This is inevitable as end users consume more video, apps, and services at home and on the fly over an ever-widening range of connected devices. Their frustrations with today’s somewhat messy digital environment (the lack of seamless delivery, a bewildering array of tariffs, inconsistent broadband quality) are reflected in the increasing shift in industry discussions to a focus on overall “quality of experience” as opposed to QoS for separate applications. The fact that broadband – across what will inevitably become a much more converged network – is driving the pace of change in the industry and beyond was clearer than ever.
“Quality of experience” is gaining more substance
Quality of experience can be a somewhat fluffy term unless defined properly, but it does sit neatly alongside other buzzwords used to describe the increasing sophistication of how companies in general sell to consumers; for example, “emotional” advertising or “personalized” content. It is particularly pertinent in the context of a growing number of end users buying multiple services from one provider. This makes consumers more aware of their overall experience – video viewing quality and range of content, ease of content portability, customer care, easy set-up, value for money – with a single company.
Operators need to exploit, defend, and manage this effectively
Ensuring operators deliver an optimal overall experience becomes essential for differentiation as they compete on an increasingly level playing field. For example, a major reason for Virgin Media choosing TiVo for its next-generation STB was the quality of its recommendation engine. The big threat for operators is that adjacents are already picking up some of these experience aspects and have the potential to wrap consumers into their own ecosystem in the longer term, pushing operators in a more minor role: a scenario we outline in our series of reports on telecoms in 2020.
This underlines the need for telcos to take a joined-up and innovative approach in order to better exploit both networks and their (currently) central position within the connected home. The position of telcos as first port of call for customers can be more of a blessing and less of a curse if operators and partners progress from just a “managed” device approach to a more comprehensive diagnostics approach which incorporates the home network, services, and mobility. This means that working towards a common set of protocols becomes more important.
The mobile data and video challenge requires smarter network approaches
Stephen Carter’s reference to “‘living’ intelligent networks” betrayed a certain amount of artistic license, although it’s not too far off the description of the Web as an ecosystem. However, the emphasis on developing intelligence that enables networks to automatically flex around tsunamis of data and particularly video traffic, and better predict and understand usage patterns, was timely and much in evidence. Separate references to fixed and mobile networks were notable in their absence.
From Juniper’s suggestion that we substitute “cloud networking” for cloud computing to Korea Telecom’s dependence on fiber networks to create a “different dimension” of mobile data support, vendors and carriers were increasingly referring to intelligent fixed and mobile networks in the same breath.

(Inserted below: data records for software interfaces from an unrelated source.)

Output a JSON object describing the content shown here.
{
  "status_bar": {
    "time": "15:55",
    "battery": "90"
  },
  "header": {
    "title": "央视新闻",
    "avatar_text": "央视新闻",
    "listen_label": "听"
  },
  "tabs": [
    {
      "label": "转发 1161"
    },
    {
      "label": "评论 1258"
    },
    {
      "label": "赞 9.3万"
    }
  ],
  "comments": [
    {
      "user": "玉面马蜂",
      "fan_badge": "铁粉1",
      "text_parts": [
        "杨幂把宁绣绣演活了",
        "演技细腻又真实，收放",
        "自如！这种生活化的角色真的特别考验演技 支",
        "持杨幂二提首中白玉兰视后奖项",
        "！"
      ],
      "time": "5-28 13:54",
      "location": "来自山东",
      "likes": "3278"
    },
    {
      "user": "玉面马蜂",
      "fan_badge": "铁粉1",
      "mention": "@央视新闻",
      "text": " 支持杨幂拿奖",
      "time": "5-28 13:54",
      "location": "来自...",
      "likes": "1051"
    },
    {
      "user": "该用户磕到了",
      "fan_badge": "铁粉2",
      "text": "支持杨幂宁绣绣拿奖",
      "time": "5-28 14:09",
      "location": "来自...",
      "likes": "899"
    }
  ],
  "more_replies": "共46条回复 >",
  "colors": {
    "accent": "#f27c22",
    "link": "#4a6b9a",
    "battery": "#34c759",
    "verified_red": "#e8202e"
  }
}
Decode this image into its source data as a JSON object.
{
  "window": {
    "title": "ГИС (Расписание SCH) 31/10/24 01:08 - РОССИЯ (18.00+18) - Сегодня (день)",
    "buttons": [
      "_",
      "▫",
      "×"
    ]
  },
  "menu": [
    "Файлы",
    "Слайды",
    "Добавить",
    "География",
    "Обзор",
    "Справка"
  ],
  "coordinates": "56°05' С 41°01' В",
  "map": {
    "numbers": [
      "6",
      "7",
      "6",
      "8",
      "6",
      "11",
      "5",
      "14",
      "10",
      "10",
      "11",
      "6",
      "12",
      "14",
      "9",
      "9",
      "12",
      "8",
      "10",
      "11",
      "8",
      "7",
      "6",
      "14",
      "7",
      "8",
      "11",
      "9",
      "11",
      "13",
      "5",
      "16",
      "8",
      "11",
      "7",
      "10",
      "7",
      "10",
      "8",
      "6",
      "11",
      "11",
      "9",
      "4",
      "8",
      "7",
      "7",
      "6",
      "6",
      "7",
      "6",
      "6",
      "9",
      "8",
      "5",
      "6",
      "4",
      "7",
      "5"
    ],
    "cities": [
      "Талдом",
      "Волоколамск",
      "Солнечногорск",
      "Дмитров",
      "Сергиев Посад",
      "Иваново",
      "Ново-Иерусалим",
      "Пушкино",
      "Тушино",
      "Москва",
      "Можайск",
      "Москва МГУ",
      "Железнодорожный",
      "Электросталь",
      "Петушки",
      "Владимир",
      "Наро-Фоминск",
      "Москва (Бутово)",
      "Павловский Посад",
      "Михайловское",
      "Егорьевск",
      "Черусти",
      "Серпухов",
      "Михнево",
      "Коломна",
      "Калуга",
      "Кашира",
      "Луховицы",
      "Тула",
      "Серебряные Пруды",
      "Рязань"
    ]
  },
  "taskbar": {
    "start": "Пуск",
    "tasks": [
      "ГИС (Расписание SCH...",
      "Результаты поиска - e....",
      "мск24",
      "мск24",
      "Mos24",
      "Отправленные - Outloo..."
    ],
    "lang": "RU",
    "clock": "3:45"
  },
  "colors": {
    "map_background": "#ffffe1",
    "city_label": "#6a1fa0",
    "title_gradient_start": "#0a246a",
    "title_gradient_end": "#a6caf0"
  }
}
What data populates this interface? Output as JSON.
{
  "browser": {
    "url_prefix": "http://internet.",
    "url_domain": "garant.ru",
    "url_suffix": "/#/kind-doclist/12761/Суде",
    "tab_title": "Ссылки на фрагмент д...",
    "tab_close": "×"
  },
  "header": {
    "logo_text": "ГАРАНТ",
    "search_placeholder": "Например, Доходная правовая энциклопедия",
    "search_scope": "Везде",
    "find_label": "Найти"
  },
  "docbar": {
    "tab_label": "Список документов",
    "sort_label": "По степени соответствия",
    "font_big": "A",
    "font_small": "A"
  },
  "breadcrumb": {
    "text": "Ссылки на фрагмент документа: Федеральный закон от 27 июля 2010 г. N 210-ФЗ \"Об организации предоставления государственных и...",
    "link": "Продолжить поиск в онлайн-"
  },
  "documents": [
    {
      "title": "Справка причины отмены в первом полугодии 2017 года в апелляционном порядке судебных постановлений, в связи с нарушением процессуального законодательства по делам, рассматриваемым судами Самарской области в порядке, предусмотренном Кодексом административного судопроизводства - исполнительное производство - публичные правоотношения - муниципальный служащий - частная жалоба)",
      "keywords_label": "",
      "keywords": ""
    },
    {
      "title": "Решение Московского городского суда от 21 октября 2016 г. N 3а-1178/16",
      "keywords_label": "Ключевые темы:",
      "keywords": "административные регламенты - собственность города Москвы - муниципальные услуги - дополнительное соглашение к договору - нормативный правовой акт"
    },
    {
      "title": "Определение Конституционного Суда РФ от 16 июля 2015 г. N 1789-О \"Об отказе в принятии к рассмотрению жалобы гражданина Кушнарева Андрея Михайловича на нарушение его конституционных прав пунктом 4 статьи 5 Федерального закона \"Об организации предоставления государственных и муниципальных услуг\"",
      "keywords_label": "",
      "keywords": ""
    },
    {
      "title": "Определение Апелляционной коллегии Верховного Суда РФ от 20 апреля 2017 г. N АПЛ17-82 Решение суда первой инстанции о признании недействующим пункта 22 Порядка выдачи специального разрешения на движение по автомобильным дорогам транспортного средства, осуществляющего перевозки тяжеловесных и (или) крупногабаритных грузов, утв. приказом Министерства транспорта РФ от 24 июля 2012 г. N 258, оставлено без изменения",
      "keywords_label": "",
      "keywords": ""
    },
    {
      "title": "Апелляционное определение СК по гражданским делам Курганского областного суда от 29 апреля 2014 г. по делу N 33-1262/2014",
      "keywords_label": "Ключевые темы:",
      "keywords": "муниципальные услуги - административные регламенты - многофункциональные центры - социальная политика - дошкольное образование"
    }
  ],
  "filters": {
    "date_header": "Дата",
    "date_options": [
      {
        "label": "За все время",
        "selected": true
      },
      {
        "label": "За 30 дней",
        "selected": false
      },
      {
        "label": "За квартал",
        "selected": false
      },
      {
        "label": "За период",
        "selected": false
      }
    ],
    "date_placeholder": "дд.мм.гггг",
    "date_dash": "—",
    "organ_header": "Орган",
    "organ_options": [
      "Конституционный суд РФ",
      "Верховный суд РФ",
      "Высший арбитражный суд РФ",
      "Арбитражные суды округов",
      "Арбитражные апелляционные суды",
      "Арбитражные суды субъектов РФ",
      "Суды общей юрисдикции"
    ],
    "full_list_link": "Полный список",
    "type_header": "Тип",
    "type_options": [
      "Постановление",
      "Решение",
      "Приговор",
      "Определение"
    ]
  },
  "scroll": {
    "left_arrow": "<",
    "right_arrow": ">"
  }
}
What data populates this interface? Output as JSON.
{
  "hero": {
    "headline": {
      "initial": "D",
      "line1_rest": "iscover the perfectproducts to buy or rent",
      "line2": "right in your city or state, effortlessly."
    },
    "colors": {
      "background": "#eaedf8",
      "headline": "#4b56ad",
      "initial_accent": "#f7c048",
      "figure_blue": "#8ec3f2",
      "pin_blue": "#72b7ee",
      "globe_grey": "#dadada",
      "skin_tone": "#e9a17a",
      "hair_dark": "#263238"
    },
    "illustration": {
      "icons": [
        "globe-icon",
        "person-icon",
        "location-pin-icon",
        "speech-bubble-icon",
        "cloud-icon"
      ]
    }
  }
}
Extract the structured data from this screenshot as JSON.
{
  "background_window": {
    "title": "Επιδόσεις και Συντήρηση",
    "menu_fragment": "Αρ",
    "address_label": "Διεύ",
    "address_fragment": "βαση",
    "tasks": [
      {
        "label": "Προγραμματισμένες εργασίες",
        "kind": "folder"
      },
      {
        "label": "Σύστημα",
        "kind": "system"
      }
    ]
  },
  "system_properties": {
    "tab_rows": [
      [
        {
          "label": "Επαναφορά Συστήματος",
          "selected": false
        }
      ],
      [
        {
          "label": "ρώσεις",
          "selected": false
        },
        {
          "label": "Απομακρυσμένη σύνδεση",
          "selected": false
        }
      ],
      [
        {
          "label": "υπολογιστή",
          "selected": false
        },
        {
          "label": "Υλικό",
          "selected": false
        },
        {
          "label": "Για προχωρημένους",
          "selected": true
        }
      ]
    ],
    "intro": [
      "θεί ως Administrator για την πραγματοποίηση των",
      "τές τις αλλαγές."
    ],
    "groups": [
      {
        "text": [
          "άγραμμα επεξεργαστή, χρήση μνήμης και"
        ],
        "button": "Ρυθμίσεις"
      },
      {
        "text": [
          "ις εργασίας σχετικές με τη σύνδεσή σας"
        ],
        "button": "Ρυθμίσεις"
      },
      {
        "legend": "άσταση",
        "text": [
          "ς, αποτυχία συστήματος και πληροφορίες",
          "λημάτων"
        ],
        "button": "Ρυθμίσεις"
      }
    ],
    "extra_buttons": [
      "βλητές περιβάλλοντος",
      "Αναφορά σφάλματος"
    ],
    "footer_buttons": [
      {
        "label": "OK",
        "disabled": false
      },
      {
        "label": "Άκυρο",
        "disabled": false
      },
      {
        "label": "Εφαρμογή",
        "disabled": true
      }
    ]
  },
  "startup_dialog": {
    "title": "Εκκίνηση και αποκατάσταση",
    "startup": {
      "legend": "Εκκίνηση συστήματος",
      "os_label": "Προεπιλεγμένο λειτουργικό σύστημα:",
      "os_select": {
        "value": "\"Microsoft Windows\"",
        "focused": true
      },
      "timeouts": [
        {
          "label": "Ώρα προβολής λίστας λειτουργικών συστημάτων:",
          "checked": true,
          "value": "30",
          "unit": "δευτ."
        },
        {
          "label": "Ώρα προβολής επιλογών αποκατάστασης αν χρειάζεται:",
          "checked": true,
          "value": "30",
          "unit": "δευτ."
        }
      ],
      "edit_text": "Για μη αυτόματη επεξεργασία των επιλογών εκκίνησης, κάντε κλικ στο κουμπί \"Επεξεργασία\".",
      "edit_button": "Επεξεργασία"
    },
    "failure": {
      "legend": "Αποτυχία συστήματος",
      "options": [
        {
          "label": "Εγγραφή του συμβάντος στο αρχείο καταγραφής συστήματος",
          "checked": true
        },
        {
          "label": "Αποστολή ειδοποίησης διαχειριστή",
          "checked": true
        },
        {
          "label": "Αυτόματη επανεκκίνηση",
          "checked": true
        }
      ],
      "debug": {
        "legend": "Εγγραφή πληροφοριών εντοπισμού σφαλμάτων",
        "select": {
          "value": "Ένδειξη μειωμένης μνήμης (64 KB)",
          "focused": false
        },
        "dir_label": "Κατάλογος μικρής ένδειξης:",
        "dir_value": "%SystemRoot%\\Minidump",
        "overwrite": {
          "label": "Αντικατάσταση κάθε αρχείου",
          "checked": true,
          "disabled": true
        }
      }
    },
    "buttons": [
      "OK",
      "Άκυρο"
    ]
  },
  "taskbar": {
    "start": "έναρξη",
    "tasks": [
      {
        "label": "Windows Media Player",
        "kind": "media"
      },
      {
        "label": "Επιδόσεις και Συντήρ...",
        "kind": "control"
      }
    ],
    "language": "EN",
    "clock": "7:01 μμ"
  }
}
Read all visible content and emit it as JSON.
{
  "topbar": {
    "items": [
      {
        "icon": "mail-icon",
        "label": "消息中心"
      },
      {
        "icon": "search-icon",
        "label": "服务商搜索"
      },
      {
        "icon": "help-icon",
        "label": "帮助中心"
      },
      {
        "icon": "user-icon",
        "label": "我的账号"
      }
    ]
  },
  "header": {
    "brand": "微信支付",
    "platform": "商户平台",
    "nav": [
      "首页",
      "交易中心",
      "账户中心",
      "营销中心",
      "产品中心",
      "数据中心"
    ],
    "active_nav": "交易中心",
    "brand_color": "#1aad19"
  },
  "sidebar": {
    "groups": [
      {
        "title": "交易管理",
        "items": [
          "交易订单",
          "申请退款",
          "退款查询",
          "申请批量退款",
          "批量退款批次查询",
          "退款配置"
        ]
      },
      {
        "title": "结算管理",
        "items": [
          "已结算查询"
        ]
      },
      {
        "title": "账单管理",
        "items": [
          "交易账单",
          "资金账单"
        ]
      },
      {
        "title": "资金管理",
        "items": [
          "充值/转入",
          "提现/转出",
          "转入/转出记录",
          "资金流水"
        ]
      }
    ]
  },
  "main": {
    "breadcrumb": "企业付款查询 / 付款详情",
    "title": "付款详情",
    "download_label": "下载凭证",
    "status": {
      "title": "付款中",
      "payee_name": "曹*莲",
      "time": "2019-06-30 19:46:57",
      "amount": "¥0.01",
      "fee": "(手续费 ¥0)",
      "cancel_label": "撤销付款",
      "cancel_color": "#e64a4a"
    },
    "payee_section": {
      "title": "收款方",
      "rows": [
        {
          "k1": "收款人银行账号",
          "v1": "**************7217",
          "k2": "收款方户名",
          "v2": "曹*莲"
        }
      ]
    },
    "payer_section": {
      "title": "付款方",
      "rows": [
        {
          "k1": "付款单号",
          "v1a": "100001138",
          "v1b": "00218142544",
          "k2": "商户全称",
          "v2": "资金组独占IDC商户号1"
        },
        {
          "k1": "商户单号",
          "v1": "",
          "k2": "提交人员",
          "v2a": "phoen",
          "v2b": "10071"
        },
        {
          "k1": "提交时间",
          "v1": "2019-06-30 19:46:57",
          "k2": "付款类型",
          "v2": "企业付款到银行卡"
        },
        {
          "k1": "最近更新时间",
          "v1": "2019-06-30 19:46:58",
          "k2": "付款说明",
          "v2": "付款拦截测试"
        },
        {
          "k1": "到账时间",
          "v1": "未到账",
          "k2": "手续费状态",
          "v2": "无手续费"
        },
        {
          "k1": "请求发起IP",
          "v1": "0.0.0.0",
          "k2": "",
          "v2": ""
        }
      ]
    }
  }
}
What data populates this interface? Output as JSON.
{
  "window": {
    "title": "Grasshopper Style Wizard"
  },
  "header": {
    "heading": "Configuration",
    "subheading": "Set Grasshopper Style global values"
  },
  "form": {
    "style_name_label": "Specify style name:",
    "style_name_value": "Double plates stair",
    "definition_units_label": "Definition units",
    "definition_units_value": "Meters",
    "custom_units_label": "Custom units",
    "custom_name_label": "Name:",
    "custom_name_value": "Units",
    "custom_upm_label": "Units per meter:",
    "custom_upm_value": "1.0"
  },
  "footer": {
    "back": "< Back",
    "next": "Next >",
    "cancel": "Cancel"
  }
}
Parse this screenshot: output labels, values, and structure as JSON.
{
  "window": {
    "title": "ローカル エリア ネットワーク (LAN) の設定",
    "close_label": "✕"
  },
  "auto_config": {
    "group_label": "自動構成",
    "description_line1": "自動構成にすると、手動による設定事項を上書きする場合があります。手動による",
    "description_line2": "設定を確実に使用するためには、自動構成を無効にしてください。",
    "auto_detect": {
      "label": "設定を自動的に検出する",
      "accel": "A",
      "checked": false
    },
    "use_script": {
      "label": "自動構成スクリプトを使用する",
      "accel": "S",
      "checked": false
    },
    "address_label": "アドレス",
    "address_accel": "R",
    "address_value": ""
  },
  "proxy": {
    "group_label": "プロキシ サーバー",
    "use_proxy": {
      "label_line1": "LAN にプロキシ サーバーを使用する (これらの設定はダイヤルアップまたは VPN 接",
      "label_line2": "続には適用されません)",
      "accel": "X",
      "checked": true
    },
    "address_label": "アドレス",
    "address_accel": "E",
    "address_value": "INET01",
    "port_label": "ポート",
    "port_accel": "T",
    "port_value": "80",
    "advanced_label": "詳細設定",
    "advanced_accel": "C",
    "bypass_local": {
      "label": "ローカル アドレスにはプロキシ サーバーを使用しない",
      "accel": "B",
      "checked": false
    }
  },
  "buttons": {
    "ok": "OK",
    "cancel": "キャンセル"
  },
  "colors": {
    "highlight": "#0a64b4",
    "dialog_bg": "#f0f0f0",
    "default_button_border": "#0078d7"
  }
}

Of course, there is still significant diversity in operator experiences of broadband traffic; KT’s reported 300% growth in mobile data traffic over a six-month period following the introduction of the iPhone marks them out as a more extreme case. By contrast, the requirement for vendors to accommodate slower migrations from legacy networks to IP was much in evidence, particularly in these capex-constrained times. Overall though, the message was clear: broadband development – and the networks on which it depends – may remain in a state of flux, but the increasing unification of fixed and mobile is creating new possibilities for end users, content, service and application providers, telcos, and vendors alike.